There were plenty of eyes on CBS’ acclaimed news show 60 Minutes on the evening of November 12 for a segment on horse doping in racing and the future of the sport. The 13-minute expose focused on the FBI investigation into some 33 trainers, veterinarians, and drug suppliers that led to many arrests including well-known trainers Jason Servis and Jorge Navarro.
Reaction to the piece was somewhat divided, although most agreed that in the last three years, horse racing and drugs and a litany of deaths on the track due to other factors has severely damaged the industry’ look, not to mention wagering:
Again, our industry has been inaccurately portrayed, misinterpreted, and mischaracterized. That is what we’ve come to accept as an unorganized sport. Our self-appointed leadership groups, for some reason, have taken it upon themselves to participate in this slanderous hit piece. Five Stones did an excellent job taking down the two men and their suppliers. They should be proud of that. It’s difficult to characterize this as endemic, considering only two trainers are indicted on federal charges. The horses injured physically or otherwise on the show tonight tested negative for medications. These horses died due to other elements, not due to race day or illegal drugs. Every racetrack and racehorse owner needs to stand up against this rhetoric. We don’t stand for drugs or cheats. We need a level playing field and safe surfaces nationwide. I hope to see our industry organizations and their PR departments working to fact-check tonight’s segment and set the public straight. This hit piece was a one-sided view, lacking balanced information, and resorted to sensationalism rather than providing fair, objective reporting. ~ Tom Ryan
I disagree, horses died because of racing surfaces, drugs, heart attacks. The average person doesn’t care who they paint with the same brush. The public thinks there’s a PED problem and there is. Lots of blind eyes ~ Shawn Murphy
from Cecelia Vega, 60 Minutes: Horse racing, known as the sport of kings, found its crown badly tarnished last spring when a dozen horses died during the weeks surrounding the Kentucky Derby.
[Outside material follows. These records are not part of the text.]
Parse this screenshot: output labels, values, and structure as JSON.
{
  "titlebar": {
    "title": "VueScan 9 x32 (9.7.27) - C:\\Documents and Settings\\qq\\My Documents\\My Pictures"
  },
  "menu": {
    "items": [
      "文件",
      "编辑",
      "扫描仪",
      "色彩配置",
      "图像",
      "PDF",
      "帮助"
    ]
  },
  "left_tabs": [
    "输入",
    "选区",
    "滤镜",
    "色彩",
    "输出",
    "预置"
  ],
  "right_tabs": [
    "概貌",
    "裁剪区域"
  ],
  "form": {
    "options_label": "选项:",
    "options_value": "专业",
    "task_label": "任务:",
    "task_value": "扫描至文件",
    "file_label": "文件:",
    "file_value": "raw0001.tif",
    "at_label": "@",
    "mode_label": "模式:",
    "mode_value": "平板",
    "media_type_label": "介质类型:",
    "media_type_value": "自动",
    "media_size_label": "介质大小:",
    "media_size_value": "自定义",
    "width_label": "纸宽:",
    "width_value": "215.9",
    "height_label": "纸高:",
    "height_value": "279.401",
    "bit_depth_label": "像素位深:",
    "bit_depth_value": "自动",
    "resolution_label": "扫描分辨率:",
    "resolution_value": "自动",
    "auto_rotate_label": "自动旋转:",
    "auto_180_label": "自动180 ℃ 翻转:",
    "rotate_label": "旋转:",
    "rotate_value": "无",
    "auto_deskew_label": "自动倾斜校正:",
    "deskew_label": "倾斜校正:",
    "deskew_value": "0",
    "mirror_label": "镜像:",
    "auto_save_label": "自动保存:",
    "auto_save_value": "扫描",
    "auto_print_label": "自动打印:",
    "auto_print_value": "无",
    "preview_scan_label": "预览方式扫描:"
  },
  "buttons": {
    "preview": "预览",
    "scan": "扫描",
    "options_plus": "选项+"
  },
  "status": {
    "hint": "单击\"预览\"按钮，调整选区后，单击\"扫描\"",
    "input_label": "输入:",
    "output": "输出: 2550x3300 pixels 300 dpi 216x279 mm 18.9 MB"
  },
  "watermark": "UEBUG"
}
And just days ago in California, two horses died before the Breeders’ Cup.
Horse racing has reached its moment of reckoning, and we wanted to know: can the sport really be reformed — or is it too late?
Cecilia Vega: How big of a problem is doping in horse racing?
Stuart Janney (chairman of Jockey Club) : It’s a big problem it strikes at the integrity of this — of the sport. It’s not good for the horses. Uh, there’s just nothing about it that is acceptable.
Using a trove of wiretaps, the Justice Department charged 33 veterinarians, trainers and drug distributors — including some of the biggest names in the business, like Jason Servis who trained Maximum Security, the first-place finisher at the 2019 Kentucky Derby before the horse was disqualified for interference by drifting outside his lane. Prosecutors also charged top earning trainer Jorge Navarro, heard on this expletive-filled wiretap bragging to another trainer about how the drugs made his horse run faster.
Jorge Navarro (on a recording): I f****** gave it to this horse – this motherf***** galloped – galloped!
Trainer (on a recording): OK.
Jorge Navarro (on a recording): Yes.
Trainer (on a recording): Amino acid.
You can watch the 13-minute segment here (warning – horse breakdowns on show):